* PROBLEM DESCRIPTION
Every line of the data below must be given again exactly.

* RECORDS TO USE
• • • •

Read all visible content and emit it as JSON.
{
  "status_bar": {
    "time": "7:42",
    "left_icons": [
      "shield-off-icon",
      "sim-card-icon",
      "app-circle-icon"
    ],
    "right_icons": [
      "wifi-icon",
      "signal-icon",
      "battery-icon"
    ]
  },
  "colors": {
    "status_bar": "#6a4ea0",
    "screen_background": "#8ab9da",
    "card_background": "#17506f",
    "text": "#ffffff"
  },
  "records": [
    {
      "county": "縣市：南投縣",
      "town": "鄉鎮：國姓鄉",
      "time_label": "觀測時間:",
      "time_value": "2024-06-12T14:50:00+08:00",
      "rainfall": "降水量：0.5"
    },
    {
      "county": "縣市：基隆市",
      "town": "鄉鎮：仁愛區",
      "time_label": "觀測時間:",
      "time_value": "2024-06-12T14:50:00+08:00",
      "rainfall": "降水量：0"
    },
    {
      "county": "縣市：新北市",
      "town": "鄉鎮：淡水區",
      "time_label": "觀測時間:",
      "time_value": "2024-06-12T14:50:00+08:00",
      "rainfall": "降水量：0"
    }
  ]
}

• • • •

* OUTPUT OF THE EXERCISE
Read all visible content and emit it as JSON.
{
  "status_bar": {
    "time": "7:42",
    "left_icons": [
      "shield-off-icon",
      "sim-card-icon",
      "app-circle-icon"
    ],
    "right_icons": [
      "wifi-icon",
      "signal-icon",
      "battery-icon"
    ]
  },
  "colors": {
    "status_bar": "#6a4ea0",
    "screen_background": "#8ab9da",
    "card_background": "#17506f",
    "text": "#ffffff"
  },
  "records": [
    {
      "county": "縣市：南投縣",
      "town": "鄉鎮：國姓鄉",
      "time_label": "觀測時間:",
      "time_value": "2024-06-12T14:50:00+08:00",
      "rainfall": "降水量：0.5"
    },
    {
      "county": "縣市：基隆市",
      "town": "鄉鎮：仁愛區",
      "time_label": "觀測時間:",
      "time_value": "2024-06-12T14:50:00+08:00",
      "rainfall": "降水量：0"
    },
    {
      "county": "縣市：新北市",
      "town": "鄉鎮：淡水區",
      "time_label": "觀測時間:",
      "time_value": "2024-06-12T14:50:00+08:00",
      "rainfall": "降水量：0"
    }
  ]
}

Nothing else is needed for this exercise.